The very moment my trip to Rome was booked, I began conducting my list of places I had to visit before I left. I was only staying in the city for five days, meaning I’d have to do at least one sight-seeing trip a day in order to get everywhere before I’d have to leave. This wasn’t ideal towards the end of the trip, as I was on my feet for crazy hours every single day- needless to say, I’m glad I have the rest of the Christmas holiday to rest!
The Fontana di Trevi was high up on my list of places I’d visit in Rome. I’d been admiring the fountain through pictures online for quite some time, and it was hands-down a million times more stunning in person. I’d originally planned to visit the fountain and take pictures of it on my final day as it wasn’t too far from the city centre- however, this may have been a mistake as my last day was a Sunday, which was undoubtedly the worst and busiest day to visit.
It was much harder than I thought it would be to come across the fountain. I’d unknowingly been within the area of the Piazza Di Trevi where it’s located a few times prior, however I’d been searching for a huge stand-out monument in the middle of the street. In Rome, there are a ton of squares along every side street- one of these were where the Trevi Fountain was located. Following street signs only gets you so far, but thanks to a few blogs that I read that morning, I was able to find it once I knew what I was looking for.
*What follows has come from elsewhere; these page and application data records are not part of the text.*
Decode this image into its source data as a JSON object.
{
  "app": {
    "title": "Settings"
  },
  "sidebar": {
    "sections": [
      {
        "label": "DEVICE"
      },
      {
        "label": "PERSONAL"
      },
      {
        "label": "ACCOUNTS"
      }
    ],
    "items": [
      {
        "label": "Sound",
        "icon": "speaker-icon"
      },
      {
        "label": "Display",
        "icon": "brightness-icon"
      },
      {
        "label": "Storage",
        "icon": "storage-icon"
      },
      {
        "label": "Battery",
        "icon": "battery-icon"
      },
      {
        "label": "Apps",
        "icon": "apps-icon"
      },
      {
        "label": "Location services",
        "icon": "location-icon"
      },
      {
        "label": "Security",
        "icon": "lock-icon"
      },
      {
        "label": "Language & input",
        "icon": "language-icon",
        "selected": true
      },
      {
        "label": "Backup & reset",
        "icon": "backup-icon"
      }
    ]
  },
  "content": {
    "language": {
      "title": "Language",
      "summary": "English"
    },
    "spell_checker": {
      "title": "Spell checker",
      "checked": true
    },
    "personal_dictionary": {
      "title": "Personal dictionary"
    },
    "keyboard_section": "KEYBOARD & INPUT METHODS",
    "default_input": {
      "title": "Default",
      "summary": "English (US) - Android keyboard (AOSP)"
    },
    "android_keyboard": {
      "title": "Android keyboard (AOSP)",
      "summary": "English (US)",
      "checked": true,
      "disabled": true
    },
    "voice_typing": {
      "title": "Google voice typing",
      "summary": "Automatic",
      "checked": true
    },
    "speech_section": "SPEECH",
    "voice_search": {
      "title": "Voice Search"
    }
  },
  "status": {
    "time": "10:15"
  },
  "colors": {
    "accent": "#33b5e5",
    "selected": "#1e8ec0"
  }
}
Also, is it just me who hates using google maps when I’m abroad? I prefer using a good ole map, or asking for directions to practice my very minimal Italian-speaking skills.
Whilst I was able to get many great pictures of the fountain when standing at the back of the crowd, it was near impossible to get pictures down at the front, where of course everyone wanted to be. With the fountain being located in the centre of a closed in square, there were a ton of shadows cast down from the nearby buildings, making every photo I took quite dark.
Luckily there was a vacant spot towards the side of the fountain where I chose to get the pictures of myself taken. In order to avoid getting the people around me in the pictures as well (thanks mum), I chose to sit on the wall which I didn’t know was officially not allowed, but could kind of guess that it wouldn’t be. I’d managed to get several different shots in before the Italian authorities pushed through the crowd towards with me with their whistles blowing, drawing a crazy amount of attention in the packed square. To make matters worse, once I’d gotten down I noticed there was a stain of ice-cream down my black trouser leg (and I hadn’t eaten any ice-cream).
As the saying goes- if you toss one coin into the Trevi Fountain, you’ll one day return to Rome. If you toss two, you’ll ensure a romance with a Roman, and if you toss three, you’ll marry said Roman. I tossed one coin into the fountain for touristy tradition purposes, despite the fact that I already knew I’d be returning to Rome (but also because I wasn’t interested in romance).
Only time will tell if my travels ever take me back to Rome